→ Aim of the task
Tell how many lines in the data below contain "button", using one number as the whole reply.

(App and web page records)
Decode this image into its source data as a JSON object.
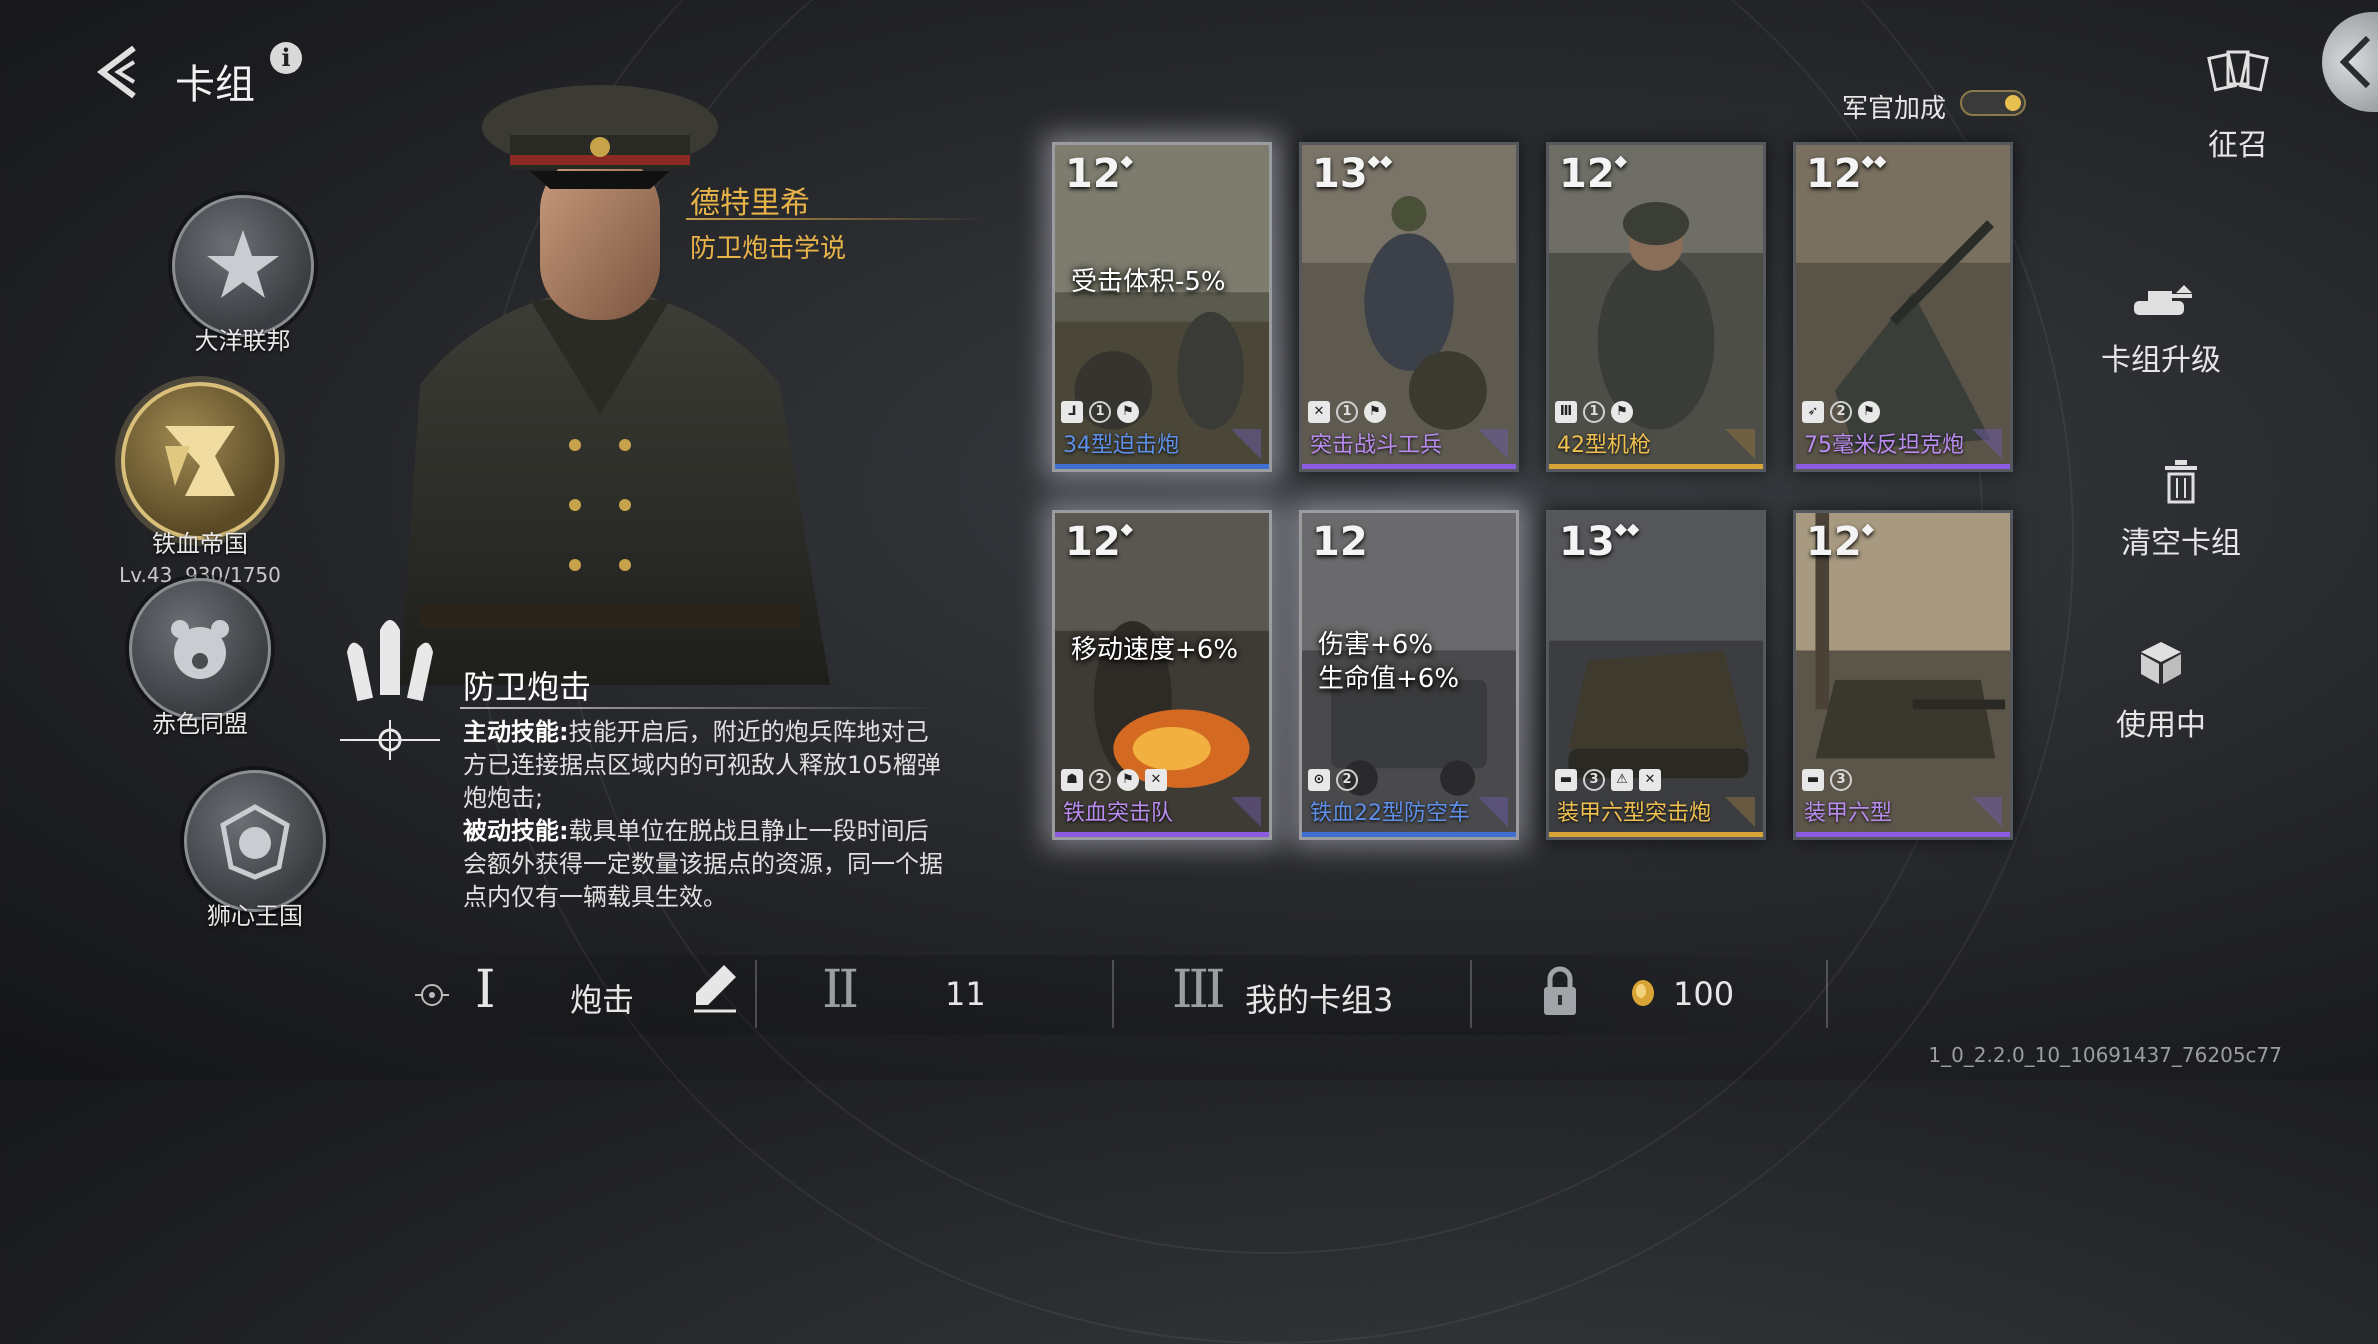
{
  "header": {
    "title": "卡组",
    "back_icon": "chevron-left-icon",
    "info_icon": "info-icon"
  },
  "factions": [
    {
      "name": "大洋联邦",
      "icon": "star-eagle-emblem"
    },
    {
      "name": "铁血帝国",
      "icon": "lion-emblem",
      "active": true,
      "level": "Lv.43",
      "exp": "930/1750"
    },
    {
      "name": "赤色同盟",
      "icon": "bear-emblem"
    },
    {
      "name": "狮心王国",
      "icon": "lion-head-emblem"
    }
  ],
  "commander": {
    "name": "德特里希",
    "doctrine": "防卫炮击学说"
  },
  "skill": {
    "title": "防卫炮击",
    "active_label": "主动技能:",
    "active_text": "技能开启后，附近的炮兵阵地对己方已连接据点区域内的可视敌人释放105榴弹炮炮击;",
    "passive_label": "被动技能:",
    "passive_text": "载具单位在脱战且静止一段时间后会额外获得一定数量该据点的资源，同一个据点内仅有一辆载具生效。"
  },
  "cards": [
    {
      "cost": "12",
      "name": "34型迫击炮",
      "rarity": "blue",
      "buff": [
        "受击体积-5%"
      ],
      "level": "1"
    },
    {
      "cost": "13",
      "name": "突击战斗工兵",
      "rarity": "purple",
      "buff": [],
      "level": "1"
    },
    {
      "cost": "12",
      "name": "42型机枪",
      "rarity": "gold",
      "buff": [],
      "level": "1"
    },
    {
      "cost": "12",
      "name": "75毫米反坦克炮",
      "rarity": "purple",
      "buff": [],
      "level": "2"
    },
    {
      "cost": "12",
      "name": "铁血突击队",
      "rarity": "purple",
      "buff": [
        "移动速度+6%"
      ],
      "level": "2"
    },
    {
      "cost": "12",
      "name": "铁血22型防空车",
      "rarity": "blue",
      "buff": [
        "伤害+6%",
        "生命值+6%"
      ],
      "level": "2"
    },
    {
      "cost": "13",
      "name": "装甲六型突击炮",
      "rarity": "gold",
      "buff": [],
      "level": "3"
    },
    {
      "cost": "12",
      "name": "装甲六型",
      "rarity": "purple",
      "buff": [],
      "level": "3"
    }
  ],
  "right_panel": {
    "officer_bonus_label": "军官加成",
    "recruit_label": "征召",
    "upgrade_label": "卡组升级",
    "clear_label": "清空卡组",
    "in_use_label": "使用中"
  },
  "bottom_bar": {
    "slot1_numeral": "I",
    "slot1_label": "炮击",
    "slot2_numeral": "II",
    "slot2_value": "11",
    "slot3_numeral": "III",
    "slot3_label": "我的卡组3",
    "cost_value": "100"
  },
  "version": "1_0_2.2.0_10_10691437_76205c77",
  "colors": {
    "accent_gold": "#e8b44a",
    "rarity_blue": "#3f6fd0",
    "rarity_purple": "#8c5ce0",
    "rarity_gold": "#d9a436"
  }
}
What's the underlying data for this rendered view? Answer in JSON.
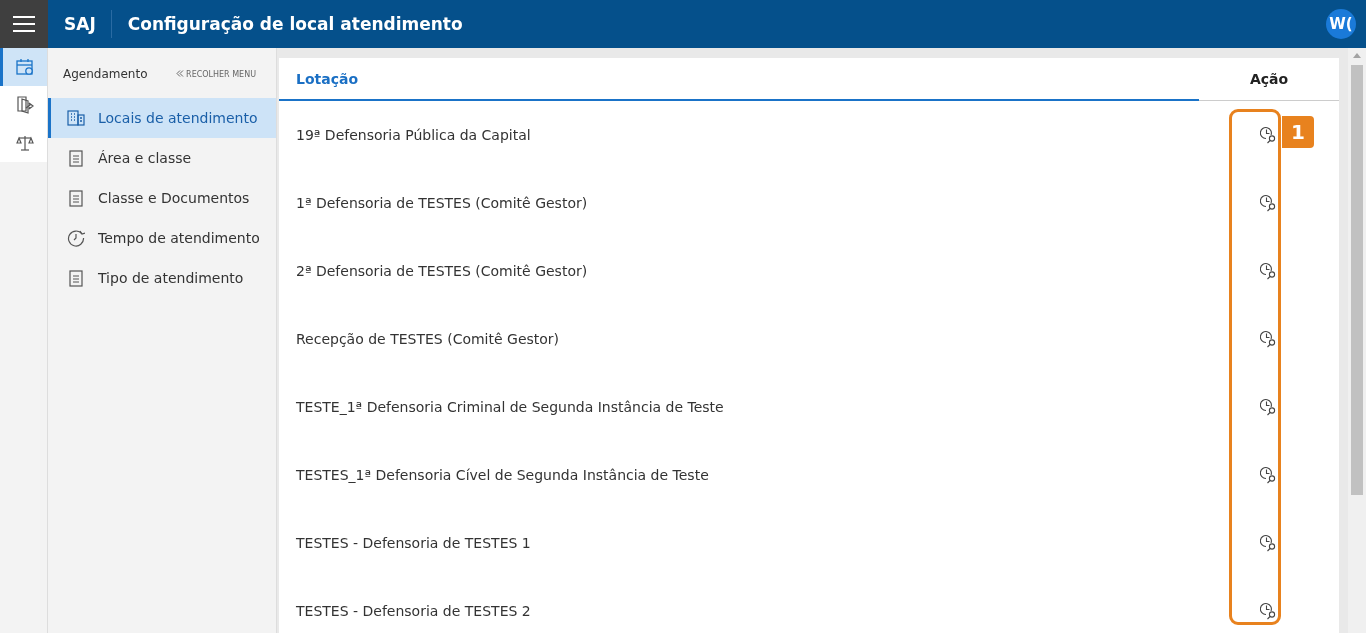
{
  "header": {
    "brand": "SAJ",
    "title": "Configuração de local atendimento",
    "avatar": "W("
  },
  "rail": [
    {
      "kind": "calendar",
      "selected": true
    },
    {
      "kind": "export",
      "selected": false
    },
    {
      "kind": "scales",
      "selected": false
    }
  ],
  "sidebar": {
    "title": "Agendamento",
    "collapse": "RECOLHER MENU",
    "items": [
      {
        "label": "Locais de atendimento",
        "kind": "building",
        "selected": true
      },
      {
        "label": "Área e classe",
        "kind": "document",
        "selected": false
      },
      {
        "label": "Classe e Documentos",
        "kind": "document",
        "selected": false
      },
      {
        "label": "Tempo de atendimento",
        "kind": "clock",
        "selected": false
      },
      {
        "label": "Tipo de atendimento",
        "kind": "document",
        "selected": false
      }
    ]
  },
  "table": {
    "columns": [
      "Lotação",
      "Ação"
    ],
    "rows": [
      "19ª Defensoria Pública da Capital",
      "1ª Defensoria de TESTES (Comitê Gestor)",
      "2ª Defensoria de TESTES (Comitê Gestor)",
      "Recepção de TESTES (Comitê Gestor)",
      "TESTE_1ª Defensoria Criminal de Segunda Instância de Teste",
      "TESTES_1ª Defensoria Cível de Segunda Instância de Teste",
      "TESTES - Defensoria de TESTES 1",
      "TESTES - Defensoria de TESTES 2"
    ]
  },
  "annotation": {
    "badge": "1"
  }
}
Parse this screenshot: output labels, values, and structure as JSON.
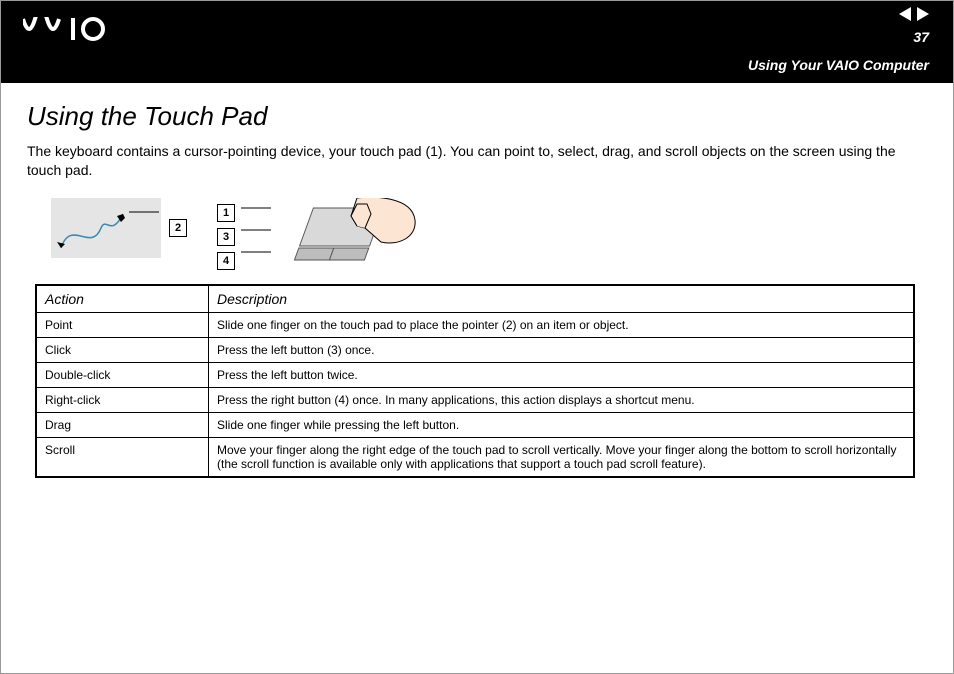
{
  "header": {
    "page_number": "37",
    "section_title": "Using Your VAIO Computer"
  },
  "title": "Using the Touch Pad",
  "intro": "The keyboard contains a cursor-pointing device, your touch pad (1). You can point to, select, drag, and scroll objects on the screen using the touch pad.",
  "callouts": {
    "fig1": "2",
    "fig2": [
      "1",
      "3",
      "4"
    ]
  },
  "table": {
    "headers": {
      "c1": "Action",
      "c2": "Description"
    },
    "rows": [
      {
        "action": "Point",
        "desc": "Slide one finger on the touch pad to place the pointer (2) on an item or object."
      },
      {
        "action": "Click",
        "desc": "Press the left button (3) once."
      },
      {
        "action": "Double-click",
        "desc": "Press the left button twice."
      },
      {
        "action": "Right-click",
        "desc": "Press the right button (4) once. In many applications, this action displays a shortcut menu."
      },
      {
        "action": "Drag",
        "desc": "Slide one finger while pressing the left button."
      },
      {
        "action": "Scroll",
        "desc": "Move your finger along the right edge of the touch pad to scroll vertically. Move your finger along the bottom to scroll horizontally (the scroll function is available only with applications that support a touch pad scroll feature)."
      }
    ]
  }
}
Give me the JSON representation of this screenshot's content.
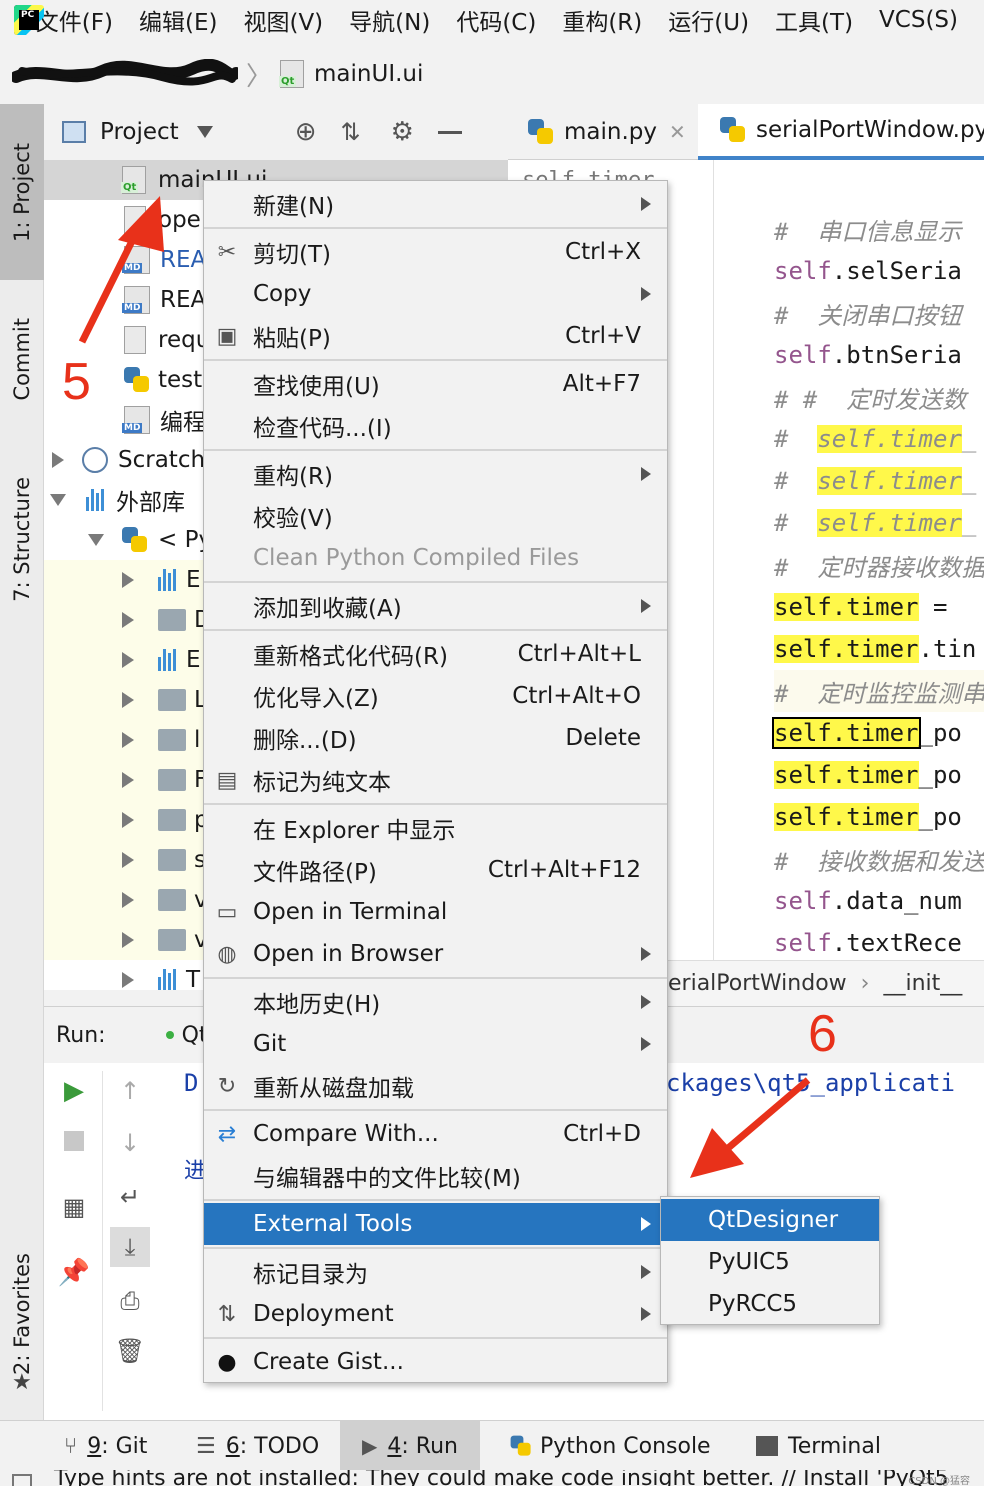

→ Exercise answer
4